------ Input records
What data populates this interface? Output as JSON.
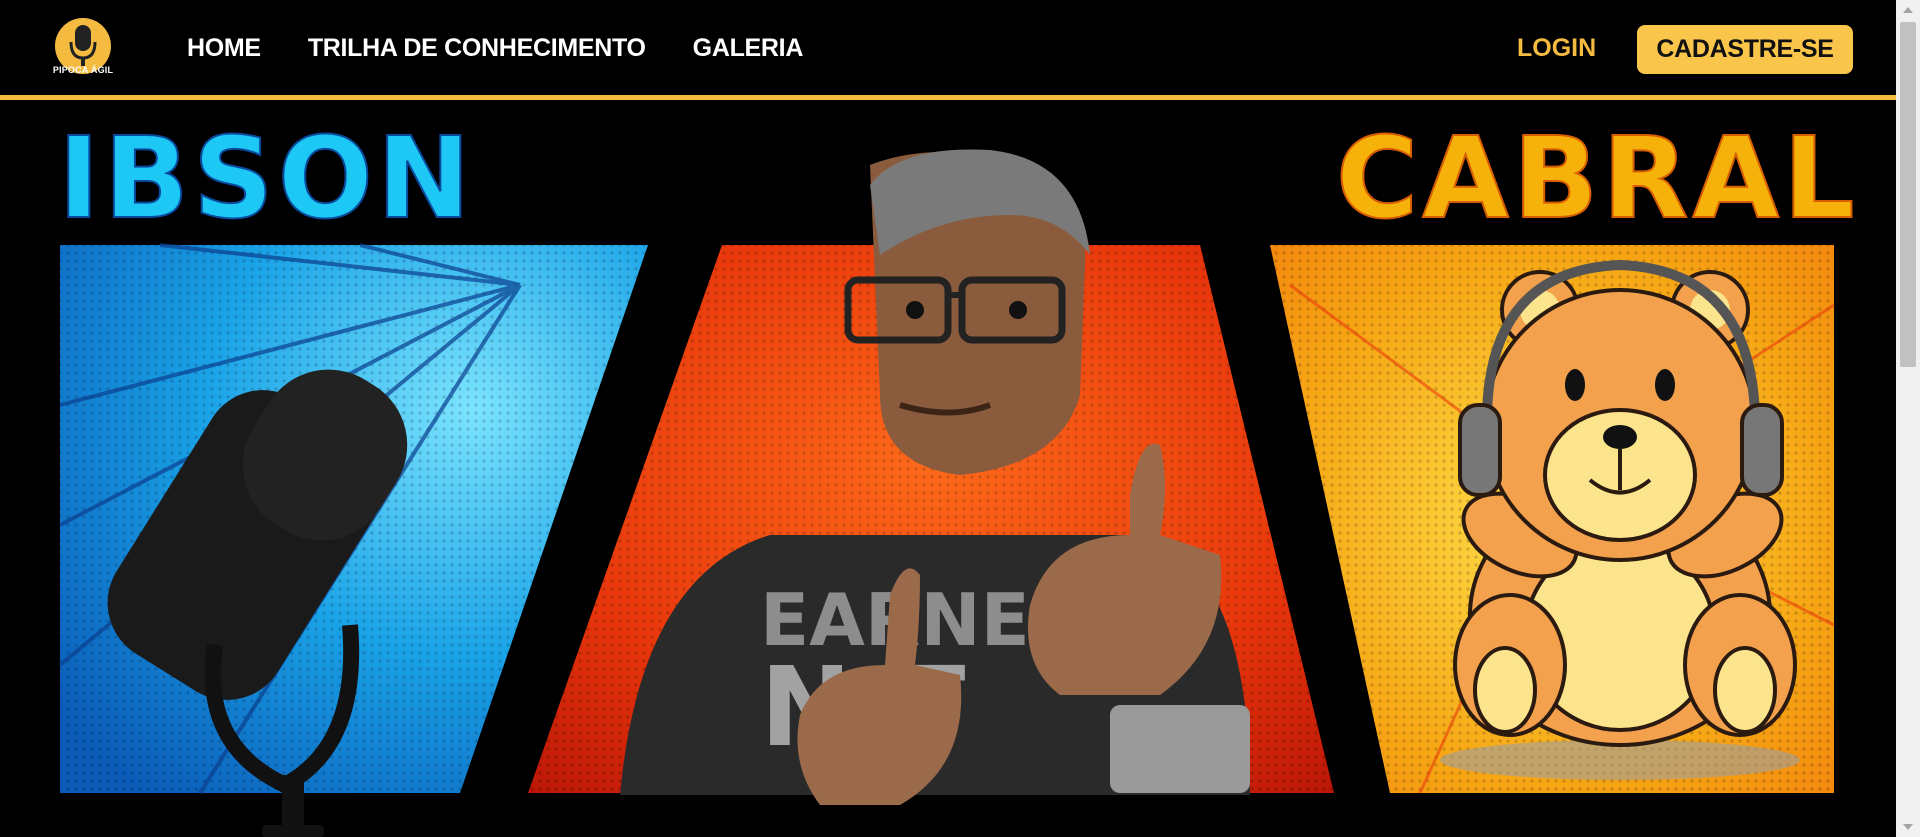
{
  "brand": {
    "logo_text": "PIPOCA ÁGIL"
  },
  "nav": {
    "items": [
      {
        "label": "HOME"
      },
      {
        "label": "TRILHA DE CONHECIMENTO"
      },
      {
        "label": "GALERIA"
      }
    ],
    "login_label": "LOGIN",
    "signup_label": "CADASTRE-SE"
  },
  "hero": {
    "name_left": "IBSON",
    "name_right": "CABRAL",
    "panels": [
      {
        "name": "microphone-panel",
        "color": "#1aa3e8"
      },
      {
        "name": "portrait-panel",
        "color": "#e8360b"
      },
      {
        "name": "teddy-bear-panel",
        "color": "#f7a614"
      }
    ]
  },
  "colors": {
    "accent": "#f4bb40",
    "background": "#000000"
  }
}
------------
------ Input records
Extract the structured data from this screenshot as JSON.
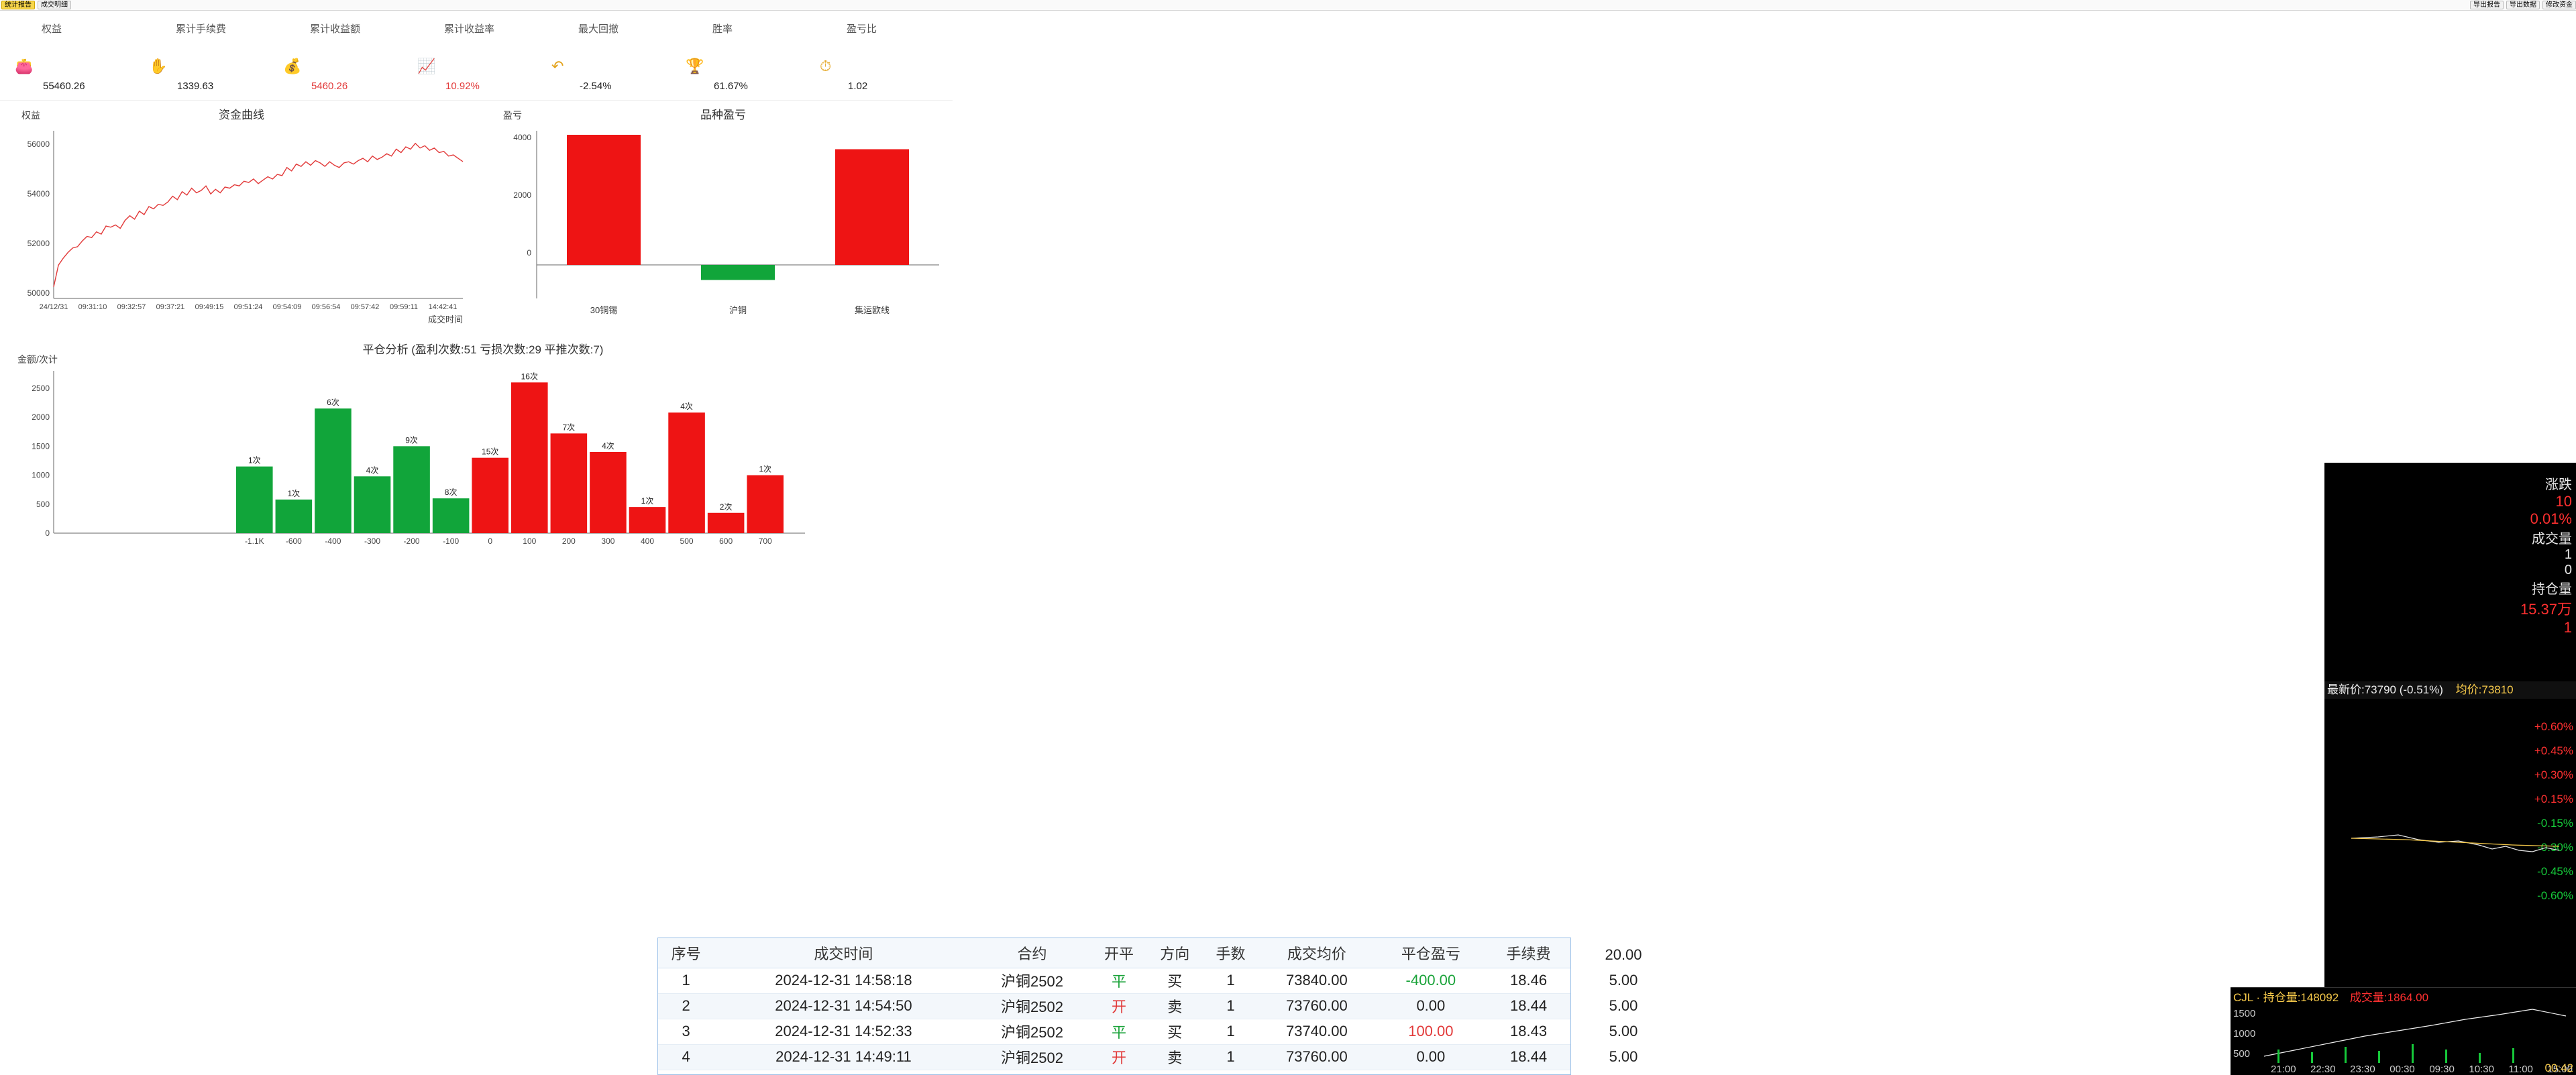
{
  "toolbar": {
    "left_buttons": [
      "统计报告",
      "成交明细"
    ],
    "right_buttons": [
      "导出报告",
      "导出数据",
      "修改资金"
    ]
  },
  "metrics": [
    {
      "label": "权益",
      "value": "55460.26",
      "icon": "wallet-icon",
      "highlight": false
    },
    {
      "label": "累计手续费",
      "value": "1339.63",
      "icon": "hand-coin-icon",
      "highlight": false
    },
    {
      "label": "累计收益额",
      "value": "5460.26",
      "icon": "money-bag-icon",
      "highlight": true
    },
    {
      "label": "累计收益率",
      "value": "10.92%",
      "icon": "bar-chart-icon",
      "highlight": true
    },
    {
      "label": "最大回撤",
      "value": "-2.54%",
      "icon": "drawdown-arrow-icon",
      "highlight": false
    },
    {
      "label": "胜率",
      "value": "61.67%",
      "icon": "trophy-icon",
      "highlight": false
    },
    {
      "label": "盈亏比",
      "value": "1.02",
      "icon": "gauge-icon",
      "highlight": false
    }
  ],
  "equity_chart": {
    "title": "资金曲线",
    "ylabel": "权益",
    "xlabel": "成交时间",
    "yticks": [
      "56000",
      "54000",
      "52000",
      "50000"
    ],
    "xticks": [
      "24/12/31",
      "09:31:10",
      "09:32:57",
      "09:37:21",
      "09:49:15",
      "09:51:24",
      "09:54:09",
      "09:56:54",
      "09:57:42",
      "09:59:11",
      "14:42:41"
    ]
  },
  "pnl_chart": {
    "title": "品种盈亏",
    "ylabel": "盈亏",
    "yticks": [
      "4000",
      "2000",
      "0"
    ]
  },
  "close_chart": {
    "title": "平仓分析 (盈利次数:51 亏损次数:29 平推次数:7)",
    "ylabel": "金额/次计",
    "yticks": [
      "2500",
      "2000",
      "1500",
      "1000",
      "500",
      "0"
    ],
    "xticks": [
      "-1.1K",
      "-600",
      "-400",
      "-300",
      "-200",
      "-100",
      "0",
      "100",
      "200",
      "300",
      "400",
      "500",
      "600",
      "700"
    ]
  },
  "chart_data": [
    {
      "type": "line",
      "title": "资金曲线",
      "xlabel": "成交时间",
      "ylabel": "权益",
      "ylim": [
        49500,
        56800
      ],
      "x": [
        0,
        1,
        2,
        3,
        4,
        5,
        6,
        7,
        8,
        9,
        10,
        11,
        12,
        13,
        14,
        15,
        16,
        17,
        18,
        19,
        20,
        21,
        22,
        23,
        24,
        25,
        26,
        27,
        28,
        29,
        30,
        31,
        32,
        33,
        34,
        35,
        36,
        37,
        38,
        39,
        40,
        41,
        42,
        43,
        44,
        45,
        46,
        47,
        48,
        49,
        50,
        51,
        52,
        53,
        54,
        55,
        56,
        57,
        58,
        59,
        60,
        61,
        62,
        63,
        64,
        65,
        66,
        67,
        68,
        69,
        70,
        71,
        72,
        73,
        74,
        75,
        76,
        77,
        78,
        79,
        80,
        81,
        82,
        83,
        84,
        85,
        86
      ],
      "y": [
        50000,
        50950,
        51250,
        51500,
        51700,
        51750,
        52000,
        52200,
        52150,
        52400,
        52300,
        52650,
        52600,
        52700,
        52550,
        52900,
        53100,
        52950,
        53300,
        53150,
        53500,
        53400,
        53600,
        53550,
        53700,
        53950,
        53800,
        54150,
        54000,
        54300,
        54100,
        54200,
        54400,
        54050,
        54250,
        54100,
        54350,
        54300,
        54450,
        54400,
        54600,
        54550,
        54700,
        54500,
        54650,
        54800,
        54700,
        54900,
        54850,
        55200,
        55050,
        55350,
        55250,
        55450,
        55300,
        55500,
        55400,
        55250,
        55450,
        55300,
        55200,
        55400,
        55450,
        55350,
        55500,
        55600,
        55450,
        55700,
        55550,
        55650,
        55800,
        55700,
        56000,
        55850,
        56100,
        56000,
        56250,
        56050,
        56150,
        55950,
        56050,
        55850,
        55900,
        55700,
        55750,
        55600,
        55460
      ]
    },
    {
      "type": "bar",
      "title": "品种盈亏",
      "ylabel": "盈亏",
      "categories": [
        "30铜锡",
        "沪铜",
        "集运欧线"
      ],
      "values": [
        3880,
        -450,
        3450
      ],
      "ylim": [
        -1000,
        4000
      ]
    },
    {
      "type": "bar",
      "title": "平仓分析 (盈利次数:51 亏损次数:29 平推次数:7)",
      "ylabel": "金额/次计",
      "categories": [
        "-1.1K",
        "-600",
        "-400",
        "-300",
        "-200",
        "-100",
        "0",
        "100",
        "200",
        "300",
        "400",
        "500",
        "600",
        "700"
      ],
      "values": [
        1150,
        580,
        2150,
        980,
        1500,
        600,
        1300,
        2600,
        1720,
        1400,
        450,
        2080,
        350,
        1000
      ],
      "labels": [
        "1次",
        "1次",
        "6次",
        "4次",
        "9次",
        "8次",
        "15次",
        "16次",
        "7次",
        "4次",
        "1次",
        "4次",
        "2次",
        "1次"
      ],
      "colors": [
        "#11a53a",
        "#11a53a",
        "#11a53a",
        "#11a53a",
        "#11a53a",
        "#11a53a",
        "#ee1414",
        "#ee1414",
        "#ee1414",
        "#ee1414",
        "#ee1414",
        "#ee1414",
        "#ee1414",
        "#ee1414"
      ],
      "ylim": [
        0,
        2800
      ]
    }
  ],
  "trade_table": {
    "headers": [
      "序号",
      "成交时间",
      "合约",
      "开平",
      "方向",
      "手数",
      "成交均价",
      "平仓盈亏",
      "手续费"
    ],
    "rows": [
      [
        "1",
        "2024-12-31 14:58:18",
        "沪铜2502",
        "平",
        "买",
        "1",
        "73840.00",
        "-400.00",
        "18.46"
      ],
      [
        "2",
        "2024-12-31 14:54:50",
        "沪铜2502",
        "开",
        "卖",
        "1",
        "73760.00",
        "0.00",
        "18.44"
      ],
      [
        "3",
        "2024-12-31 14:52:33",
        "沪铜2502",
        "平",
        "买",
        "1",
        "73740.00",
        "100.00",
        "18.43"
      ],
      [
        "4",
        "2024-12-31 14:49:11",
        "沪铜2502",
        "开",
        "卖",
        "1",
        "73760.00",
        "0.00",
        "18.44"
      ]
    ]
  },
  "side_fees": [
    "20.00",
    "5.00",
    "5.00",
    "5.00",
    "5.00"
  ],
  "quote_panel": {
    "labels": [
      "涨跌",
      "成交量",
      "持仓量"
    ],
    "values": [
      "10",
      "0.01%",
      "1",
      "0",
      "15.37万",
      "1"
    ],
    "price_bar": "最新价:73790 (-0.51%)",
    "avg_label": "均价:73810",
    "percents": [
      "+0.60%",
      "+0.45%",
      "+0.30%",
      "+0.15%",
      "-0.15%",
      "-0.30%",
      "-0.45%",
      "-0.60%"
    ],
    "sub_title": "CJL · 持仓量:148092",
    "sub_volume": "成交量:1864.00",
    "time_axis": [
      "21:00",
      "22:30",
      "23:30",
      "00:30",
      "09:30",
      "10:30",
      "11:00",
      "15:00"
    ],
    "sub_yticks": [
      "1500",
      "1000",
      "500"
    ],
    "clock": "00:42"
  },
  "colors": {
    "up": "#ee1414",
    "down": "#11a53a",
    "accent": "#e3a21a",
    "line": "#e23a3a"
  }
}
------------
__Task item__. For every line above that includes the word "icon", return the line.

__Answer area__.
      "icon": "wallet-icon",
      "icon": "hand-coin-icon",
      "icon": "money-bag-icon",
      "icon": "bar-chart-icon",
      "icon": "drawdown-arrow-icon",
      "icon": "trophy-icon",
      "icon": "gauge-icon",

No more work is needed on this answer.